Can any of you think of even one idea of Menzies that resonates with contemporary Australia? Of course, Abbott could: the cringe-worthy “I did but see her passing by, and yet I’ll love her ‘til I die”. A knighthood for the Duke of Edinburgh!
Imitation, I suppose, is the sincerest form of flattery – to the extent that sincerity is not another bridge too far for Malcolm Turnbull. But if we need to guard against having our ideas and language ripped off, we must also ensure we continue to own our own narrative. We must know what we stand for, and just as importantly say what we stand for. Just as we must walk the walk on our policy initiatives and policy achievements, we must talk the talk. We must ensure that the language of Labor remains the currency of the progressive side of politics. We must never resile from the fact that we are the party of values, the party of compassion, the party of fairness. We are the party that works to improve the lives of all Australians, especially those who are disadvantaged and doing it hard. We are the party of the ordinary people, bringing, as Chifley said, better conditions to the people. You all know the force of his words.
I try to think of the Labor movement, not as putting an extra sixpence into somebody’s pocket, or making somebody Prime Minister or Premier, but as a movement bringing something better to the people, better standards of living, greater happiness to the mass of the people. We have a great objective – the light on the hill – which we aim to reach by working the betterment of mankind not only here but anywhere we may give a helping hand.
That light has guided Labor governments to reshape our nation and make it fairer and more equitable.
That work has been so successful its achievements are now often taken for granted.
But, for a moment, imagine an Australia today without the contribution of Labor governments.
Imagine an Australia without Medicare, an Australia without a fair system of wages and conditions, or an Australia not shaped by the post-war wave of immigration.
Imagine an Australia where tertiary education is closed to those unable to afford it, an Australia without the principle of equality imbued in the Racial Discrimination Act or the Sex Discrimination Act.

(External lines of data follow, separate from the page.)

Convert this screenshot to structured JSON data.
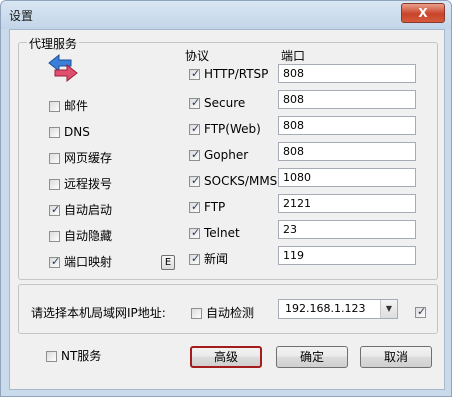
{
  "window": {
    "title": "设置",
    "close_label": "X"
  },
  "proxy_group": {
    "title": "代理服务",
    "protocol_header": "协议",
    "port_header": "端口",
    "left_options": [
      {
        "label": "邮件",
        "checked": false
      },
      {
        "label": "DNS",
        "checked": false
      },
      {
        "label": "网页缓存",
        "checked": false
      },
      {
        "label": "远程拨号",
        "checked": false
      },
      {
        "label": "自动启动",
        "checked": true
      },
      {
        "label": "自动隐藏",
        "checked": false
      },
      {
        "label": "端口映射",
        "checked": true
      }
    ],
    "e_button_label": "E",
    "protocols": [
      {
        "label": "HTTP/RTSP",
        "checked": true,
        "port": "808"
      },
      {
        "label": "Secure",
        "checked": true,
        "port": "808"
      },
      {
        "label": "FTP(Web)",
        "checked": true,
        "port": "808"
      },
      {
        "label": "Gopher",
        "checked": true,
        "port": "808"
      },
      {
        "label": "SOCKS/MMS",
        "checked": true,
        "port": "1080"
      },
      {
        "label": "FTP",
        "checked": true,
        "port": "2121"
      },
      {
        "label": "Telnet",
        "checked": true,
        "port": "23"
      },
      {
        "label": "新闻",
        "checked": true,
        "port": "119"
      }
    ]
  },
  "ip_group": {
    "label": "请选择本机局域网IP地址:",
    "auto_detect_label": "自动检测",
    "auto_detect_checked": false,
    "selected_ip": "192.168.1.123",
    "extra_checked": true
  },
  "footer": {
    "nt_service_label": "NT服务",
    "nt_service_checked": false,
    "advanced_label": "高级",
    "ok_label": "确定",
    "cancel_label": "取消"
  },
  "check_mark": "✓"
}
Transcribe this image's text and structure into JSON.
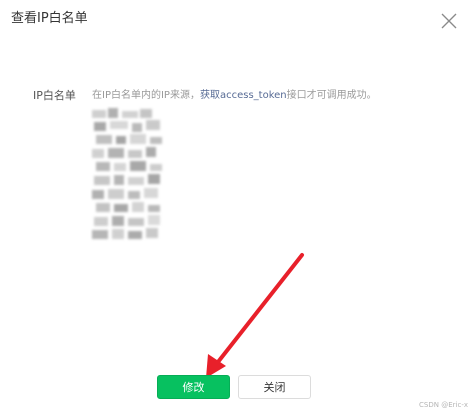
{
  "dialog": {
    "title": "查看IP白名单",
    "close_icon": "close-icon"
  },
  "form": {
    "label": "IP白名单",
    "hint_prefix": "在IP白名单内的IP来源，",
    "hint_link": "获取access_token",
    "hint_suffix": "接口才可调用成功。"
  },
  "ip_list": {
    "blurred": true
  },
  "buttons": {
    "modify": "修改",
    "close": "关闭"
  },
  "annotation": {
    "arrow_color": "#e8202a"
  },
  "watermark": "CSDN @Eric-x",
  "colors": {
    "primary": "#07c160",
    "link": "#576b95"
  }
}
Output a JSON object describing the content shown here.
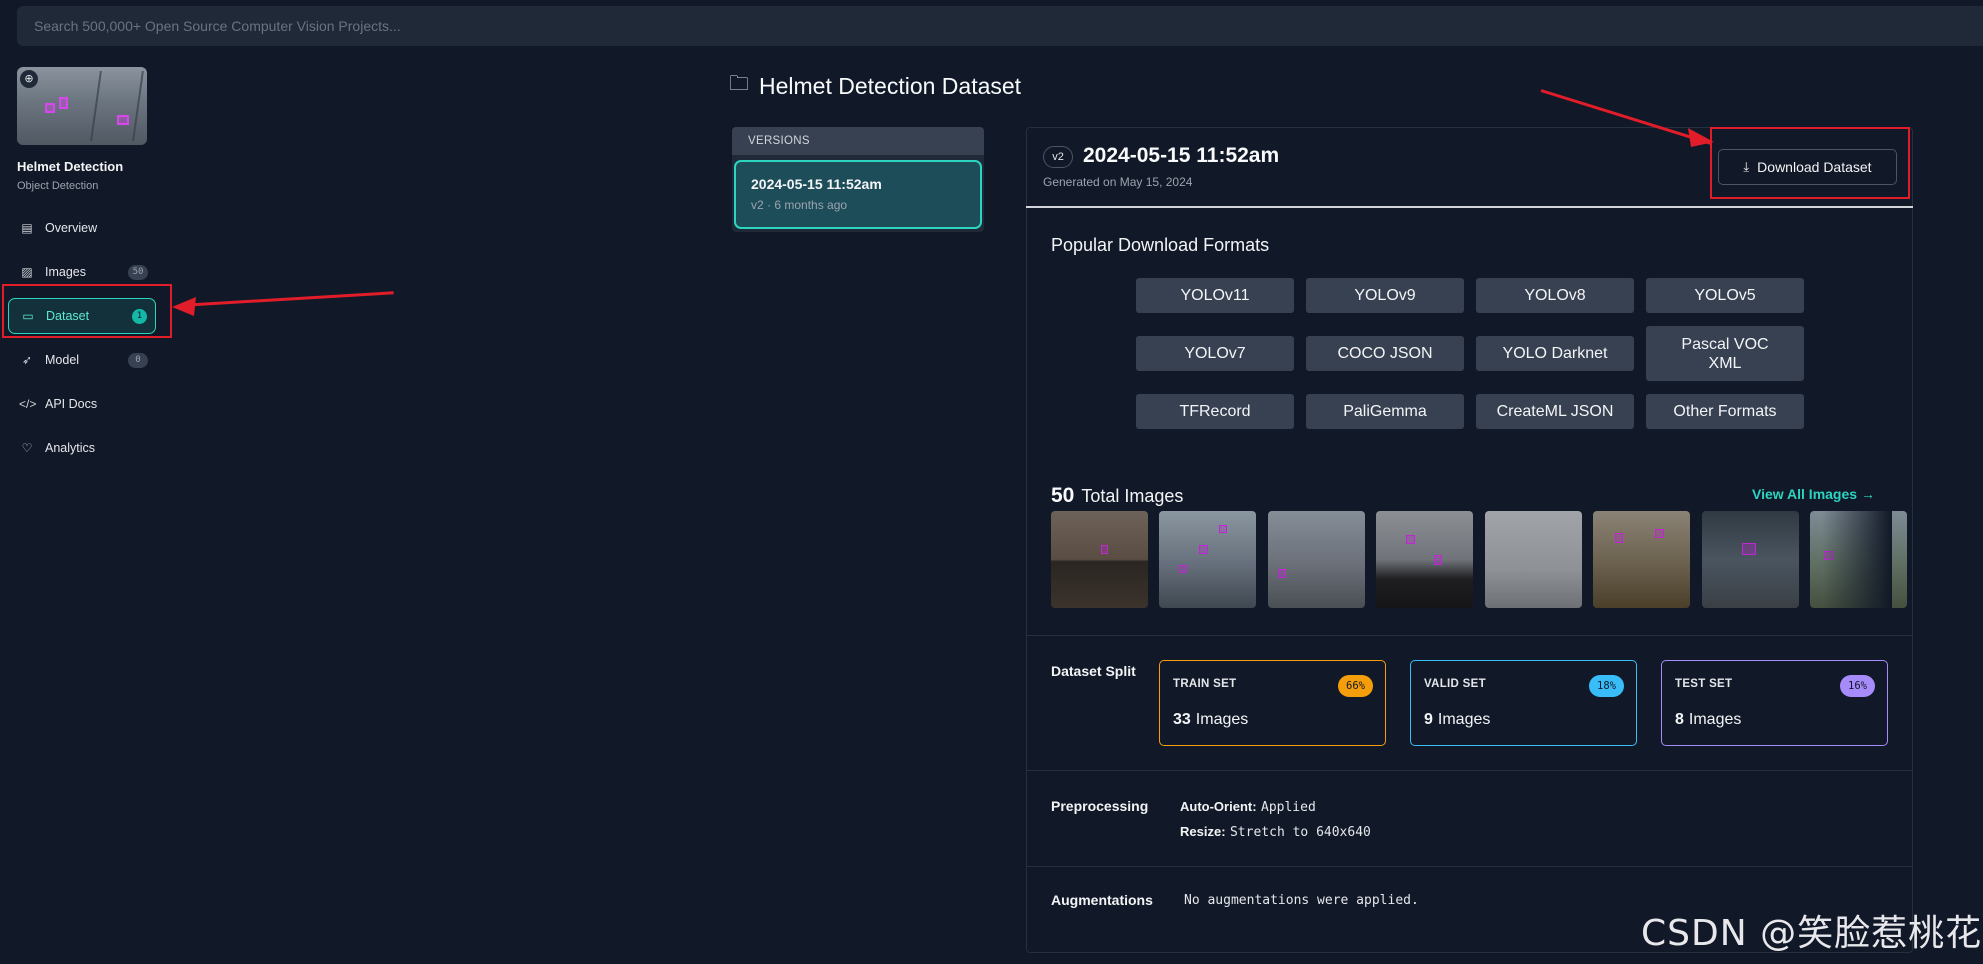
{
  "search": {
    "placeholder": "Search 500,000+ Open Source Computer Vision Projects..."
  },
  "project": {
    "name": "Helmet Detection",
    "type": "Object Detection"
  },
  "sidebar": {
    "items": [
      {
        "label": "Overview",
        "icon": "document-icon"
      },
      {
        "label": "Images",
        "icon": "images-icon",
        "count": "50"
      },
      {
        "label": "Dataset",
        "icon": "folder-icon",
        "count": "1",
        "active": true
      },
      {
        "label": "Model",
        "icon": "rocket-icon",
        "count": "0"
      },
      {
        "label": "API Docs",
        "icon": "code-icon"
      },
      {
        "label": "Analytics",
        "icon": "heart-pulse-icon"
      }
    ]
  },
  "page": {
    "title": "Helmet Detection Dataset"
  },
  "versions": {
    "header": "VERSIONS",
    "items": [
      {
        "date": "2024-05-15 11:52am",
        "meta": "v2 · 6 months ago"
      }
    ]
  },
  "version": {
    "badge": "v2",
    "title": "2024-05-15 11:52am",
    "generated": "Generated on May 15, 2024",
    "download_label": "Download Dataset"
  },
  "formats": {
    "title": "Popular Download Formats",
    "items": [
      "YOLOv11",
      "YOLOv9",
      "YOLOv8",
      "YOLOv5",
      "YOLOv7",
      "COCO JSON",
      "YOLO Darknet",
      "Pascal VOC XML",
      "TFRecord",
      "PaliGemma",
      "CreateML JSON",
      "Other Formats"
    ]
  },
  "images": {
    "total": "50",
    "total_label": "Total Images",
    "view_all": "View All Images →"
  },
  "split": {
    "label": "Dataset Split",
    "sets": [
      {
        "name": "TRAIN SET",
        "percent": "66%",
        "count": "33",
        "unit": "Images",
        "color": "#f59e0b"
      },
      {
        "name": "VALID SET",
        "percent": "18%",
        "count": "9",
        "unit": "Images",
        "color": "#38bdf8"
      },
      {
        "name": "TEST SET",
        "percent": "16%",
        "count": "8",
        "unit": "Images",
        "color": "#a78bfa"
      }
    ]
  },
  "preprocessing": {
    "label": "Preprocessing",
    "items": [
      {
        "key": "Auto-Orient:",
        "value": "Applied"
      },
      {
        "key": "Resize:",
        "value": "Stretch to 640x640"
      }
    ]
  },
  "augmentations": {
    "label": "Augmentations",
    "value": "No augmentations were applied."
  },
  "watermark": "CSDN @笑脸惹桃花",
  "colors": {
    "accent": "#2dd4bf",
    "annotation_red": "#e11d2a",
    "background": "#111827"
  }
}
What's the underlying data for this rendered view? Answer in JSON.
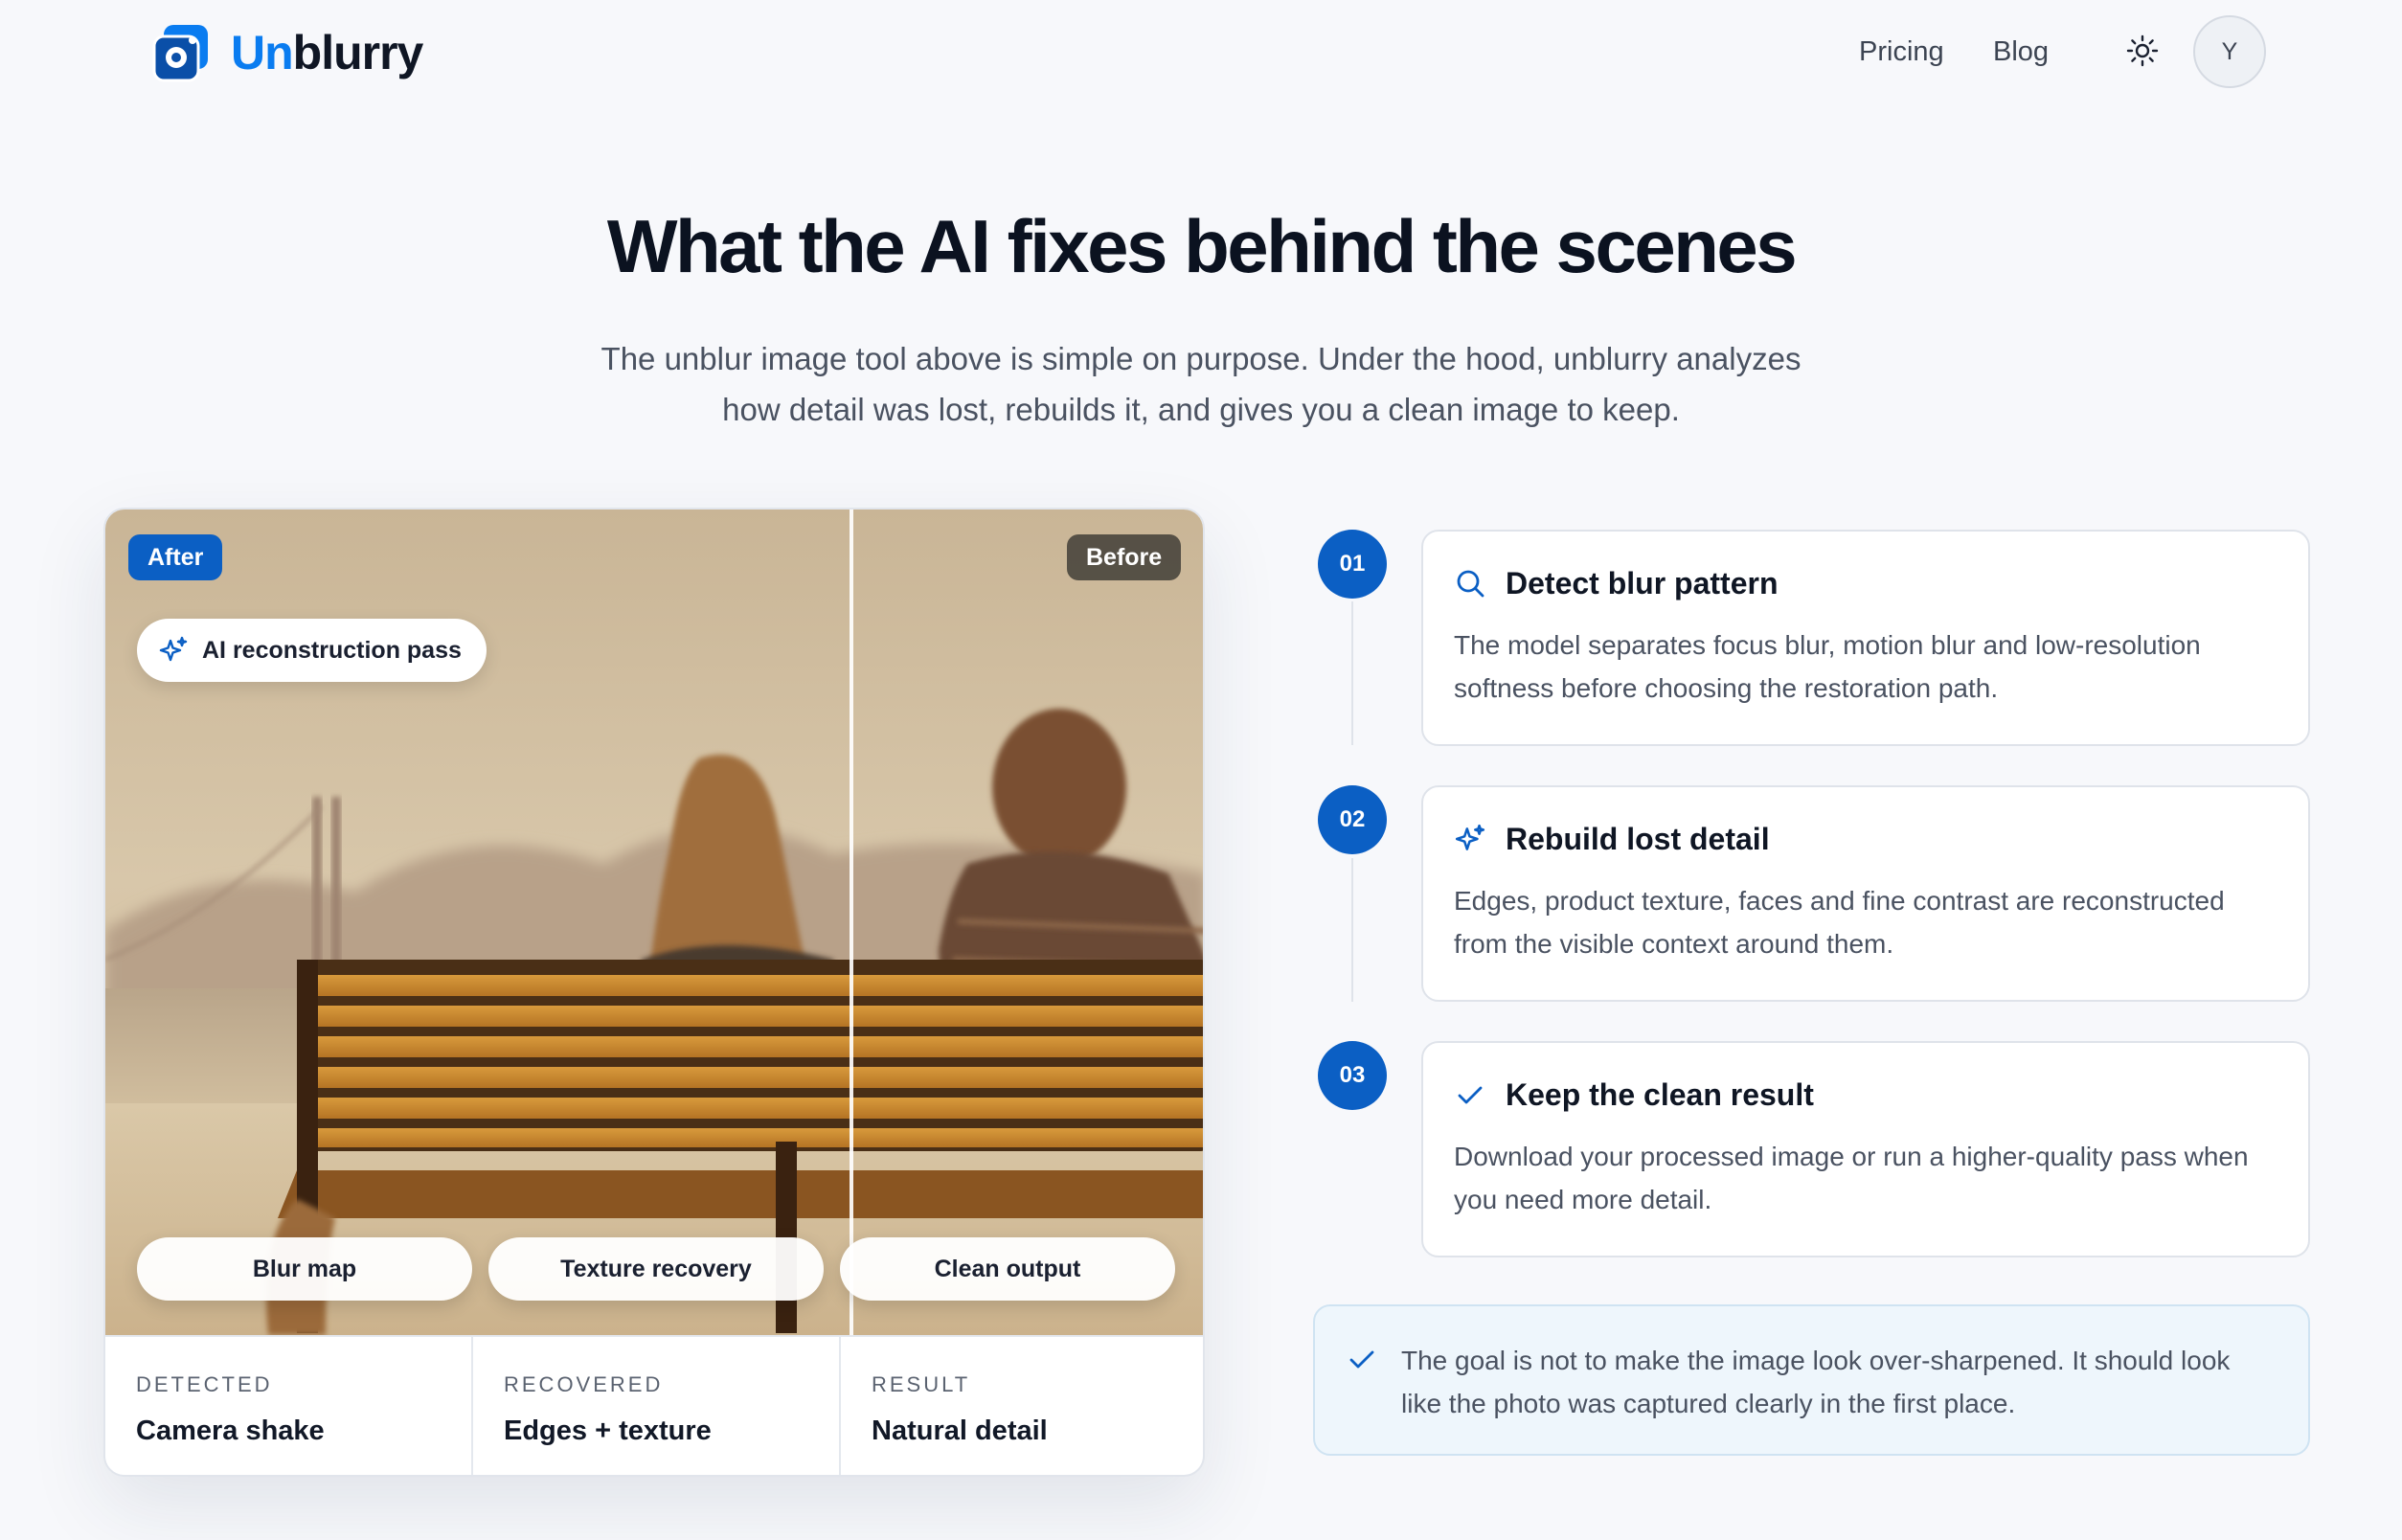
{
  "header": {
    "brand_prefix": "Un",
    "brand_suffix": "blurry",
    "nav": {
      "pricing": "Pricing",
      "blog": "Blog"
    },
    "theme_icon": "sun-icon",
    "avatar_initial": "Y"
  },
  "hero": {
    "title": "What the AI fixes behind the scenes",
    "subtitle_line1": "The unblur image tool above is simple on purpose. Under the hood, unblurry analyzes",
    "subtitle_line2": "how detail was lost, rebuilds it, and gives you a clean image to keep."
  },
  "compare": {
    "badge_after": "After",
    "badge_before": "Before",
    "ai_pill": "AI reconstruction pass",
    "chips": [
      "Blur map",
      "Texture recovery",
      "Clean output"
    ],
    "stats": [
      {
        "label": "DETECTED",
        "value": "Camera shake"
      },
      {
        "label": "RECOVERED",
        "value": "Edges + texture"
      },
      {
        "label": "RESULT",
        "value": "Natural detail"
      }
    ]
  },
  "steps": [
    {
      "num": "01",
      "icon": "search-icon",
      "title": "Detect blur pattern",
      "desc": "The model separates focus blur, motion blur and low-resolution softness before choosing the restoration path."
    },
    {
      "num": "02",
      "icon": "sparkle-icon",
      "title": "Rebuild lost detail",
      "desc": "Edges, product texture, faces and fine contrast are reconstructed from the visible context around them."
    },
    {
      "num": "03",
      "icon": "check-icon",
      "title": "Keep the clean result",
      "desc": "Download your processed image or run a higher-quality pass when you need more detail."
    }
  ],
  "note": {
    "icon": "check-icon",
    "text": "The goal is not to make the image look over-sharpened. It should look like the photo was captured clearly in the first place."
  },
  "colors": {
    "brand_blue": "#0a7cf0",
    "accent_blue": "#0b5fc4",
    "note_bg": "#eef6fc"
  }
}
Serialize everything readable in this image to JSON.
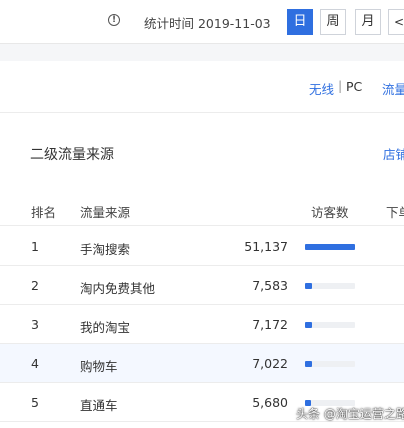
{
  "header": {
    "info_icon": "info-circle-icon",
    "stat_time": "统计时间 2019-11-03",
    "periods": [
      "日",
      "周",
      "月"
    ],
    "active_period": "日",
    "prev_icon": "chevron-left-icon",
    "prev_label": "<",
    "accent": "#2f6fe0"
  },
  "filters": {
    "wireless": "无线",
    "sep": "|",
    "pc": "PC",
    "traffic": "流量"
  },
  "section": {
    "title": "二级流量来源",
    "store_link": "店铺"
  },
  "table": {
    "columns": [
      "排名",
      "流量来源",
      "访客数",
      "下单"
    ],
    "rows": [
      {
        "rank": "1",
        "source": "手淘搜索",
        "visits": "51,137",
        "share": 1.0
      },
      {
        "rank": "2",
        "source": "淘内免费其他",
        "visits": "7,583",
        "share": 0.148
      },
      {
        "rank": "3",
        "source": "我的淘宝",
        "visits": "7,172",
        "share": 0.14
      },
      {
        "rank": "4",
        "source": "购物车",
        "visits": "7,022",
        "share": 0.137
      },
      {
        "rank": "5",
        "source": "直通车",
        "visits": "5,680",
        "share": 0.111
      }
    ]
  },
  "watermark": "头条 @淘宝运营之路"
}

Imagine an Australia that had not recognised native title; that had not acknowledged the wrongs inflicted on the Stolen Generation, or an Australia where working people were denied a dignified retirement through superannuation.
We are the party that provides the energy for modernisation and change that is necessary in any open, inclusive and democratic society.
As Deputy Prime Minister and Attorney-General, Lionel Bowen was in the great tradition of constitutional reformers. For Lionel, one of the greatest responsibilities enjoyed by a free and independent people is the task of making and amending their own constitution.
Lionel Bowen, like Lionel Murphy before him and Gareth Evans after him, sought to give constitutional expression to the basic fairness that must underpin our domestic politics if we are to grow as a fair and inclusive society.
As advocates of the values that drive the creation of a fair society, we must remain true to the Labor tradition of which Lionel Bowen was such an exemplar.
Confidence, courage and conviction – these are the qualities that will continue to inspire us, as Lionel Bowen was inspired.
These are the qualities that will allow us to build on the great achievements of the labour movement.
These are the qualities that will ensure we maintain the momentum towards the light on the hill.